Getting older, not necessarily wiser!
In the last post we initialized our Minecraft server by setting up a base Debian 11 install, along with some additional programs. Today we will continue working on or Minecraft server by creating the minecraft user to manage the game from.
Part of creating the minecraft user is determining where we want to install Minecraft,so we will look at some options in that regard as well.
We will finish this post up by getting the program and running on our server.
Our next important decision, where do we put our Minecraft files? We do not want to run our Minecraft server from root for security reasons, and we might not want to run it from our normal user account for administrative reasons.
One easy solution is to setup a separate minecraft user with their own home directory, and put all the files in there.
Additionally, we can also assign the minecraft user home directory to a location like /opt or /srv when creating the user. This would have the advantage of easily separating out the high level folder to their own partition, keeping Minecraft separate from the rest of the system.
For this example, for simplicity, we will set the minecraft user home directory to /home/minecraft.
Advanced Install Option: If you are just creating your server, you can consider putting the /opt or /srv folder on its own partition, for an added level of security and control. The actual server setup, other than location and path will be no different.
We are creating a separate minecraft user with the useradd program. For a complete list of options refer to the man page.
You can also use the higher level adduser command, But I have found this to to be somewhat problematic with the type of user we are creating. use the following command to create the minecraft user.
useradd -m -r -U -s /bin/bash minecraft
Here is a quick breakdown of the command.
Note on more advanced install: if using an alternate directory location, then add the -d option. This is used to specify an alternate path for the home directory. For example; -d /srv/minecraft.
Also by not giving the minecraft user a password, we prevent console login to the minecraft account
There are a couple of different ways to install the Minecraft server program. One way is to download it on your regular computer and use scp or a usb device to copy it over. Another way is to download it directly to your server if it has an internet connection. I am covering direct download here.
Regardless of how it gets installed, you need to download the program from the manufacturers site. As of this writing, this link will take you directly to the latest version.
For direct download first su, with the -l option, to the minecraft account (the -l option makes sure the account uses the correct settings). Then from command line you use the wget program, with the download address.
su -l minecraft
The current Minecraft Server version as of this writing is 1.18. You may want to change the name of the server.jar download to match the version. This will prevent downloading over your current version when another version becomes available, as it will also be called server.jar.
I prefer to rename server.jar to server.A.jar. (A for active). This serves the same purpose as the above, but has the added benefit of not having to change startup scripts (we will get to that a little later).
To finish the install, we need to run the server.A.jar file. Because it is a “.jar” file, it must be run in the java environment we installed earlier. This is done from within the minecraft home directory with the command below.

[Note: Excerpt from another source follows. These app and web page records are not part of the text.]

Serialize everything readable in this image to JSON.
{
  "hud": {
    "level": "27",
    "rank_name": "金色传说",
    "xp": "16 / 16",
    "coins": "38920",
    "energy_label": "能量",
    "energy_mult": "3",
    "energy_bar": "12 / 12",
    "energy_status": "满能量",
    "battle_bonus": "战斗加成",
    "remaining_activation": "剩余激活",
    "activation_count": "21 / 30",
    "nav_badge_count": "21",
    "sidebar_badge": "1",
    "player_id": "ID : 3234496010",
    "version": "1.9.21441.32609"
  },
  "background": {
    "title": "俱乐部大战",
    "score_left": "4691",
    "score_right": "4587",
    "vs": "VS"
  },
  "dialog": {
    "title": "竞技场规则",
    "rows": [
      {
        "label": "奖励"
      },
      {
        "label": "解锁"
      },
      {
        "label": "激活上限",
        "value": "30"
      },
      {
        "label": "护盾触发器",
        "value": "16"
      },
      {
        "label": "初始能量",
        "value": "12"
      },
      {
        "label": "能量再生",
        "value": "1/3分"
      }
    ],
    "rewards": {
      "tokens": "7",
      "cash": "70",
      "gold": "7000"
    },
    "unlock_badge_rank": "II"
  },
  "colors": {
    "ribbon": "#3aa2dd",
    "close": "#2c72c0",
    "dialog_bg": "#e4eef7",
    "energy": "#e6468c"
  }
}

java -Xms1024M -Xmx2048M -jar server.A.jar nogui
We break down the command as follows.
There will be some disk activity after you run the server.A.jar file, before it exits back to the command prompt with a message about agreeing to the EULA (End User License Agreement). If you list the minecraft home directory content, you will see that several folders and files have been created, including eula.text. You need to open this file in your favorite text editor, and enter/set the following. If it is not in the text file, then add it.
The next time you run the server.A.jar, it will create a minecraft world. This may take some time, depending on your hardware. Once it is finished, you will be at a blank line. Type “/stop” to exit the server.
Modifying how the minecraft server operates is out of scope for these posts. For information on running a server from the command line please refer to these posts; Minecraft server Console Basic User Management, and Minecraft Console Server Basic World Management.
In this post we have installed the minecraft server jar file and run it twice. The first time to generate the necessary files including the eula.txt file. The second time to create a minecraft world.
In the next post we will join our server from a minecraft program, and test its functionality. Once satisfied, we will create a startup script to run minecraft under the screen terminal multiplexer, and finally set the startup script to run at boot time.
Simple Debian 11 Minecraft Server – Part 2